#### [TASK OBJECTIVE]
Below are some records; find each line that carries the word "Colori" and copy it.

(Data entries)
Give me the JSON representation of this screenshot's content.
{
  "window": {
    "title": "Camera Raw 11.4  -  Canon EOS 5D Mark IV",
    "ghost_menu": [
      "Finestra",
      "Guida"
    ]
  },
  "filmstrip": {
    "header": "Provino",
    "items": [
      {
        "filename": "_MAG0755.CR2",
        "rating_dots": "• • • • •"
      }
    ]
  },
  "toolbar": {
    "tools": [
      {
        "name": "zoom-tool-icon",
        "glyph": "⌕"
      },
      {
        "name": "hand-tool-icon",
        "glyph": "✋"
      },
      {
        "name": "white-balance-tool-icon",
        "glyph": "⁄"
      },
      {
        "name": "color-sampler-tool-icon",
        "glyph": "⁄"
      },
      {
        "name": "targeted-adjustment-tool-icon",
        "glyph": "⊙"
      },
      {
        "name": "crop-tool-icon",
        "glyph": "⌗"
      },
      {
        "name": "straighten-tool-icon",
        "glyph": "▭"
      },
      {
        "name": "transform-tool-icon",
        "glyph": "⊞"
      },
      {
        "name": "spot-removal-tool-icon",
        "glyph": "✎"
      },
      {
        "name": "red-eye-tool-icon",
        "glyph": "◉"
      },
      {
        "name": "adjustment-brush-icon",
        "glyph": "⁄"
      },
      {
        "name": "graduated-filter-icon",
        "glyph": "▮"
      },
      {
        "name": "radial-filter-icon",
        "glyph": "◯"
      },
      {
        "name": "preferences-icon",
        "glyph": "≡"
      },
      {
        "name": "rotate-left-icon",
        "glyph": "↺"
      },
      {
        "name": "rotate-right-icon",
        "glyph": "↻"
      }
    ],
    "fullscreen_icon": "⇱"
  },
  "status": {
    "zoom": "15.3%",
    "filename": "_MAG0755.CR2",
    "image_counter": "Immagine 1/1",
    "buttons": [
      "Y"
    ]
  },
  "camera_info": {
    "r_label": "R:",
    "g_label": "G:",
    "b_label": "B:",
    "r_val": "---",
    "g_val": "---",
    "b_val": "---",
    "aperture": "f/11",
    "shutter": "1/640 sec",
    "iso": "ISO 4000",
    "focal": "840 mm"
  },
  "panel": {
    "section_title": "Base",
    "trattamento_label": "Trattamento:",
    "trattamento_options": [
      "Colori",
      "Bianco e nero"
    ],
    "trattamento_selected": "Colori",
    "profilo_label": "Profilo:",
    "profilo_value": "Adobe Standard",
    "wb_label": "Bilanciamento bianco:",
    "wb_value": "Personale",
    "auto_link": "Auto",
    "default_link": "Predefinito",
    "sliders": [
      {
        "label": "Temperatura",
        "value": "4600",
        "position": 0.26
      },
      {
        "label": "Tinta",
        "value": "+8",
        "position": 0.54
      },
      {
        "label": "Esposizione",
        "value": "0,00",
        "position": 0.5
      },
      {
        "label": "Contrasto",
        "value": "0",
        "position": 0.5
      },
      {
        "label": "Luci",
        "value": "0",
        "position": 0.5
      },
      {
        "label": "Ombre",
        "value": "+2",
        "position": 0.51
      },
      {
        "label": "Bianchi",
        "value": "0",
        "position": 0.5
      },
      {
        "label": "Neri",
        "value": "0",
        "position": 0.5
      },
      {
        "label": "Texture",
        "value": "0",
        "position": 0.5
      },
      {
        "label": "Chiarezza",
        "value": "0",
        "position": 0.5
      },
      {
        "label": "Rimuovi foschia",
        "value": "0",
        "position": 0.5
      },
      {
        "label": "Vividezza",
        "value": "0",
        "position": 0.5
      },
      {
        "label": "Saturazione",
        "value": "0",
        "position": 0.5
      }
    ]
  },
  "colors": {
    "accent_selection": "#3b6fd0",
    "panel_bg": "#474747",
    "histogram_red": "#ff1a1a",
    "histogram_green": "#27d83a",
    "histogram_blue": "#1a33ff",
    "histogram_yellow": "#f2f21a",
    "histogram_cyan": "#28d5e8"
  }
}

#### [TASK ANSWER]
      "Colori",
    "trattamento_selected": "Colori",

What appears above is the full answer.